“Who builds it?” he said.

Her eyes drilled into him. She was patient and she could wait upon the perception of a dull-witted male. Homer looked from the unsightly foundation to the sketch and back again. There was a pile of new lumber behind the barn.

“If you think that I’m building that, you’re out of your mind,” he said. “I’m one man. I ain’t no contractor with crew. I don’t need all that work, neither.” He handed the sketch back to her. “No.”


Imagine first being in and out of the Plexiglas hunting cabin. Over the years it becomes invested with positive experiences that cause it to evolve into a space that has mystical implications. In the end it becomes like Brigadoon, Shangri-La, or Eden. Now imagine a more formal building that maintains the same transparency and skeletal structure. It is built at either an intimate or grand scale. Both nurture an element of the sacred. A small chapel is an intimate space quite dependent on the exterior influences. A larger structure flirts with the prominence of a basilica.

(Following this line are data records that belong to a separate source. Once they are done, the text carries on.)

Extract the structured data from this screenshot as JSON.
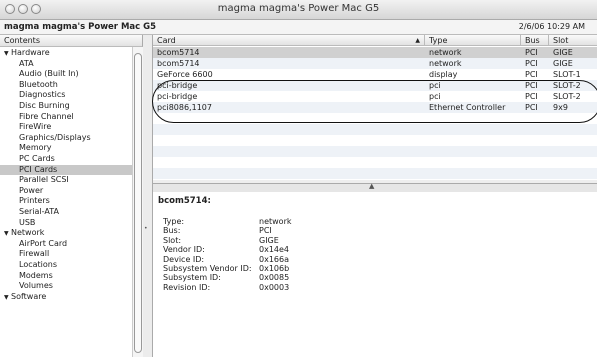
{
  "window": {
    "title": "magma magma's Power Mac G5"
  },
  "info_bar": {
    "machine": "magma magma's Power Mac G5",
    "datetime": "2/6/06 10:29 AM"
  },
  "sidebar": {
    "header": "Contents",
    "items": [
      {
        "label": "Hardware",
        "kind": "cat"
      },
      {
        "label": "ATA",
        "kind": "sub"
      },
      {
        "label": "Audio (Built In)",
        "kind": "sub"
      },
      {
        "label": "Bluetooth",
        "kind": "sub"
      },
      {
        "label": "Diagnostics",
        "kind": "sub"
      },
      {
        "label": "Disc Burning",
        "kind": "sub"
      },
      {
        "label": "Fibre Channel",
        "kind": "sub"
      },
      {
        "label": "FireWire",
        "kind": "sub"
      },
      {
        "label": "Graphics/Displays",
        "kind": "sub"
      },
      {
        "label": "Memory",
        "kind": "sub"
      },
      {
        "label": "PC Cards",
        "kind": "sub"
      },
      {
        "label": "PCI Cards",
        "kind": "sub",
        "selected": true
      },
      {
        "label": "Parallel SCSI",
        "kind": "sub"
      },
      {
        "label": "Power",
        "kind": "sub"
      },
      {
        "label": "Printers",
        "kind": "sub"
      },
      {
        "label": "Serial-ATA",
        "kind": "sub"
      },
      {
        "label": "USB",
        "kind": "sub"
      },
      {
        "label": "Network",
        "kind": "cat"
      },
      {
        "label": "AirPort Card",
        "kind": "sub"
      },
      {
        "label": "Firewall",
        "kind": "sub"
      },
      {
        "label": "Locations",
        "kind": "sub"
      },
      {
        "label": "Modems",
        "kind": "sub"
      },
      {
        "label": "Volumes",
        "kind": "sub"
      },
      {
        "label": "Software",
        "kind": "cat"
      }
    ]
  },
  "table": {
    "columns": [
      {
        "label": "Card"
      },
      {
        "label": "Type"
      },
      {
        "label": "Bus"
      },
      {
        "label": "Slot"
      }
    ],
    "sort_indicator": "▲",
    "rows": [
      {
        "card": "bcom5714",
        "type": "network",
        "bus": "PCI",
        "slot": "GIGE",
        "selected": true
      },
      {
        "card": "bcom5714",
        "type": "network",
        "bus": "PCI",
        "slot": "GIGE"
      },
      {
        "card": "GeForce 6600",
        "type": "display",
        "bus": "PCI",
        "slot": "SLOT-1"
      },
      {
        "card": "pci-bridge",
        "type": "pci",
        "bus": "PCI",
        "slot": "SLOT-2"
      },
      {
        "card": "pci-bridge",
        "type": "pci",
        "bus": "PCI",
        "slot": "SLOT-2"
      },
      {
        "card": "pci8086,1107",
        "type": "Ethernet Controller",
        "bus": "PCI",
        "slot": "9x9"
      }
    ]
  },
  "detail": {
    "title": "bcom5714:",
    "fields": [
      {
        "key": "Type:",
        "value": "network"
      },
      {
        "key": "Bus:",
        "value": "PCI"
      },
      {
        "key": "Slot:",
        "value": "GIGE"
      },
      {
        "key": "Vendor ID:",
        "value": "0x14e4"
      },
      {
        "key": "Device ID:",
        "value": "0x166a"
      },
      {
        "key": "Subsystem Vendor ID:",
        "value": "0x106b"
      },
      {
        "key": "Subsystem ID:",
        "value": "0x0085"
      },
      {
        "key": "Revision ID:",
        "value": "0x0003"
      }
    ]
  },
  "icons": {
    "expanded": "▼",
    "splitter_dot": "•",
    "splitter_up": "▲"
  }
}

At a separate time Caren Heft had described the text written by Bill Bunce, about his sacred space. In a late night conversation about the nature of basilicas, chapels, and other sacred spaces, she agreed to temporarily part with his text so that sailorBOYpress could use it as an example. Bill had been such a pivotal figure in the book arts community and had a strong sense of the reverential. Though his building was quite different from ours, we think that we can easily worship in either.

We have been working over the last year on this project to define and propose a sacred space devoted to creation, the alphabet, and mathematics. This chapel will be built at a later date. Several paths have been explored and they have slowly converged to this point. A building has evolved out of many separate events. Steven Ferlauto has, for years, studied the potential mathematics of the Roman alphabet. Jeff Morin has created works that seek to continue a dialogue presented by previous artists who articulate timeless themes of love, God, and desire.

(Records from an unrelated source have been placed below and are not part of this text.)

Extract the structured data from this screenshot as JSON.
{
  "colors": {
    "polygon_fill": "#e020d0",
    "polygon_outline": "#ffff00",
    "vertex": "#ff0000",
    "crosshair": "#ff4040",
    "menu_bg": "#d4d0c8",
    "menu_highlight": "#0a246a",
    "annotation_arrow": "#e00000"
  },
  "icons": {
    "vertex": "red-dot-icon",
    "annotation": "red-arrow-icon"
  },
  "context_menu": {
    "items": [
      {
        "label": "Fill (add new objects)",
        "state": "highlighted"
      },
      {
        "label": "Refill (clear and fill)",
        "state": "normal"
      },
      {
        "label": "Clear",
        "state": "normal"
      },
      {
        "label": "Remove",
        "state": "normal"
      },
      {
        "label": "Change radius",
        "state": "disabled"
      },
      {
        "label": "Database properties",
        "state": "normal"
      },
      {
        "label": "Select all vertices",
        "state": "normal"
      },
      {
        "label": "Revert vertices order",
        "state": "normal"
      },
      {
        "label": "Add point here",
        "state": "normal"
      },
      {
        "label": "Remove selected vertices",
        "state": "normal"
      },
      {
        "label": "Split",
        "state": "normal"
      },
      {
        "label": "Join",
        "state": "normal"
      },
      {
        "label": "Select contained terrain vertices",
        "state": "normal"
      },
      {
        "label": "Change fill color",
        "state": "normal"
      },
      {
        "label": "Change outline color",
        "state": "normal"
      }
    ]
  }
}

Sacred Space is an extension of Steven Ferlauto’s research presented in The Sacred Abecedarium, brought to the public’s attention in

2000. Inspiration for the project comes from an examination of the role of geometry in the development of the Roman alphabet. With their visual characterization reminiscent of stained glass, the chapel concept and design is a continuation of Steven’s exploration of this sacred theme. This alphabet has been used to adorn classical architecture and now clothes an intimate chapel.

Okawara rice paper forms the skin of the chapel. Technical drawings are transferred to this paper using an inkjet printer. Because of the worry about the light fastness of such inks, sample panels have been hung in the south-facing studio window for several weeks. No change has been noticed in the black while perhaps slight fading has happened with the colors. This is after weeks of exposure to direct, summer sun.

Most of the papers in this book were made during 2002 at Caren Heft’s Root River Mill. By pouring boiling fiber water through the snow, we managed to kill her lawn (so much for mid-winter papermaking). We also learned that Brian Borchardt is a paper savant because his virgin sheet formed perfectly. We took clear advantage of this during the ensuing weeks. The decorative endpapers come from Nepal while texture in the other sheets comes from Siberian iris leaf fiber harvested from the garden.

The Okawara typographic panels are attached to the silver-soldered copper frame with West System epoxy resin. The resin seals the paper and forms a vessel into which EnviroTex polymer coating is poured. These copper and paper panels become the chapel walls set into brass-lined holes. The roof is copper-leafed davey board. All of theses components will age and the building’s color will evolve. This project is funded in part by the University Personnel Development Committee of the University of Wisconsin at Stevens Point.

This is in an edition of 35.

Mathematics is the alphabet with which God has created the universe.